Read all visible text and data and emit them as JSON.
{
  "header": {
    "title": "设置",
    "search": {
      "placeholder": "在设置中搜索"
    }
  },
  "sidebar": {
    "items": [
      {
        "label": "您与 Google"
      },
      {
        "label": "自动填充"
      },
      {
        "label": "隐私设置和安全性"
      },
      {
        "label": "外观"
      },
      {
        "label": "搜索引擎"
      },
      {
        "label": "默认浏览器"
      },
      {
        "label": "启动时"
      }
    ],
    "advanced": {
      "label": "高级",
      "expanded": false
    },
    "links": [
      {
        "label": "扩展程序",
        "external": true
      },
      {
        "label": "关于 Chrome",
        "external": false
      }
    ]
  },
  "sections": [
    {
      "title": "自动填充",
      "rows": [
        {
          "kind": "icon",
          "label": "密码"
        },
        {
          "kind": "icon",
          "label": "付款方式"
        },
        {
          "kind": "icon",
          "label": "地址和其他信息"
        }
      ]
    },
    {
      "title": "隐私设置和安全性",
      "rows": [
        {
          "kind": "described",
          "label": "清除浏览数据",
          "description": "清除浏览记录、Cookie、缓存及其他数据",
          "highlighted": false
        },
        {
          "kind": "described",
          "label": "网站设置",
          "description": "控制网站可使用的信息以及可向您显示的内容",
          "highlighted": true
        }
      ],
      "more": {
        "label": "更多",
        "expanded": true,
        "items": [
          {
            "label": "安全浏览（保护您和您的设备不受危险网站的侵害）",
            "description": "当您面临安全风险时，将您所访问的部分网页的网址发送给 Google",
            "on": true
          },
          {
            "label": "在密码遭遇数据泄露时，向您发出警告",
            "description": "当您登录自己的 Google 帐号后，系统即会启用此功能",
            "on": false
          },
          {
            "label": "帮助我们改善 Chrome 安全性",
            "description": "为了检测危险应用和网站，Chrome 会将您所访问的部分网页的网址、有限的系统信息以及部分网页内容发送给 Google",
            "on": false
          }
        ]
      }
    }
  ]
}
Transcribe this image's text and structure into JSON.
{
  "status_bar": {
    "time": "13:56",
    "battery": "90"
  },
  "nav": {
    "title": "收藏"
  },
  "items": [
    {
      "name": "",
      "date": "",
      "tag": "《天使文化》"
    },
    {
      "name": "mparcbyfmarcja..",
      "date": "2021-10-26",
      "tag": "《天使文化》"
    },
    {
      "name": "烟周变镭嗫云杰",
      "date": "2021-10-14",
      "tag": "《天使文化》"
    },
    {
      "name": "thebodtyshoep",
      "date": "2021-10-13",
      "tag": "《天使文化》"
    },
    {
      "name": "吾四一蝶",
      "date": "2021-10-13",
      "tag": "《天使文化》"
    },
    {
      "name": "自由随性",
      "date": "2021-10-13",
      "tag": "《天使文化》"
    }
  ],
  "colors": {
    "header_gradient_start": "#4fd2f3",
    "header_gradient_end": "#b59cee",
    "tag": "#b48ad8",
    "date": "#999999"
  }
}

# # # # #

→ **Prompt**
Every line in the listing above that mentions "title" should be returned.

→ **Task response**
    "title": "设置",
      "title": "自动填充",
      "title": "隐私设置和安全性",
    "title": "收藏"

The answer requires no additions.